Uber (UBER) officially began trading Friday on the New York Stock Exchange, but stumbled out of the gate as its stock settled below its $45 initial public offering price.
In Uber’s first test of whether it can transition from Silicon Valley unicorn to a publicly traded company while winning over a skeptical, volatile market, the stock — which priced at $45 on Thursday — gradually drifted lower from the $46-$48 indicated range prior the open.
In its first trade, Uber hit the market at $42 per share on the New York Stock Exchange (NYSE), effectively crashing out of the preferred range that it listed for its IPO. After a choppy session, Uber ended the day at $41.60, down nearly 8% from its listing price.
Uber’s offering is the most eagerly anticipated of a wave of technology IPOs expected to hit markets this year. Yet the company has become the victim of circumstances beyond its control, with markets being roiled by fears of a U.S.-China trade war, and the weak debut of Uber’s ride-hailing competitor, Lyft (LYFT).
“Companies like Uber and Lyft have not been tested during a downturn and it is unclear how resilient their business models would be during a period of contracted consumer spending,” said Asad Hussain, an emerging technology analyst at PitchBook.
“To regain investor confidence, we believe both management teams will need to execute well over the next few quarters while maintaining robust revenue growth and convincing the market that a path to profitability exists,” Hussain added.
Meanwhile, Lyft’s disappointing stock debut has clouded Uber’s prospects.
Lyft’s maiden voyage as a public company in March immediately hit rough shoals: The stock opened near $90, but quickly sank to a low of $52.78. On Friday, its stock hit a record low, underscoring investor skepticism about how either company will make money in the near term.

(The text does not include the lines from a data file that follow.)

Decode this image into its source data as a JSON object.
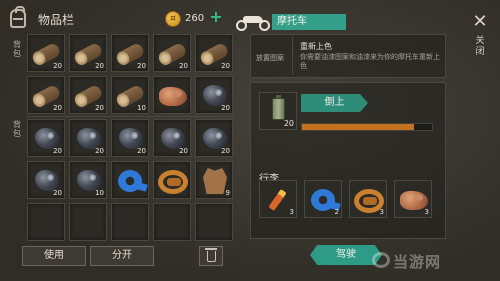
{
  "inventory": {
    "title": "物品栏",
    "coins": "260",
    "add_symbol": "+",
    "section_top_label": "背包",
    "section_bottom_label": "背包",
    "slots_top": [
      {
        "item": "log",
        "qty": "20"
      },
      {
        "item": "log",
        "qty": "20"
      },
      {
        "item": "log",
        "qty": "20"
      },
      {
        "item": "log",
        "qty": "20"
      },
      {
        "item": "log",
        "qty": "20"
      },
      {
        "item": "log",
        "qty": "20"
      },
      {
        "item": "log",
        "qty": "20"
      },
      {
        "item": "log",
        "qty": "10"
      },
      {
        "item": "rock",
        "qty": ""
      },
      {
        "item": "ore",
        "qty": "20"
      }
    ],
    "slots_bottom": [
      {
        "item": "ore",
        "qty": "20"
      },
      {
        "item": "ore",
        "qty": "20"
      },
      {
        "item": "ore",
        "qty": "20"
      },
      {
        "item": "ore",
        "qty": "20"
      },
      {
        "item": "ore",
        "qty": "20"
      },
      {
        "item": "ore",
        "qty": "20"
      },
      {
        "item": "ore",
        "qty": "10"
      },
      {
        "item": "tape",
        "qty": ""
      },
      {
        "item": "rope",
        "qty": ""
      },
      {
        "item": "hide",
        "qty": "9"
      },
      {
        "item": "",
        "qty": ""
      },
      {
        "item": "",
        "qty": ""
      },
      {
        "item": "",
        "qty": ""
      },
      {
        "item": "",
        "qty": ""
      },
      {
        "item": "",
        "qty": ""
      }
    ],
    "use_label": "使用",
    "split_label": "分开"
  },
  "vehicle": {
    "title": "摩托车",
    "close_symbol": "✕",
    "close_label": "关闭",
    "info_slot_label": "放置图案",
    "info_name": "重新上色",
    "info_desc": "你需要油漆图案和油漆来为你的摩托车重新上色",
    "paint_qty": "20",
    "pour_label": "倒上",
    "paint_progress": 0.86,
    "luggage_label": "行李",
    "luggage": [
      {
        "item": "flare",
        "qty": "3"
      },
      {
        "item": "tape",
        "qty": "2"
      },
      {
        "item": "rope",
        "qty": "3"
      },
      {
        "item": "rock",
        "qty": "3"
      }
    ],
    "drive_label": "驾驶"
  },
  "watermark": "当游网",
  "colors": {
    "accent": "#35a08a",
    "progress": "#c4711f",
    "coin": "#e0a93a",
    "add": "#39b98e"
  }
}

The stock’s woes — combined with the fact that virtually none of the tech unicorns are profitable at this juncture — is adding to Uber’s challenge. The company burned through $1 billion in the first quarter of 2019, Uber recently revealed in a regulatory filing, and has yet to chart a path toward making a profit.
“Reading the S-1 filings of these companies has been an eye-opening experience,” analysts at Bernstein noted last month.
Ride sharing accounts for just a sliver of U.S. vehicle miles traveled, which “is simultaneously the bull case and bear case here for these companies. Bulls on mobility services can claim almost limitless potential for penetration upside,” Bernstein said.
However, “Uber and Lyft each took almost a decade to get to their present scale, are seeing growth slow, and incinerate cash at impressive rates while showing modest operating leverage,” the firm added — all of which matters now that both have to report their business conditions on a regular basis.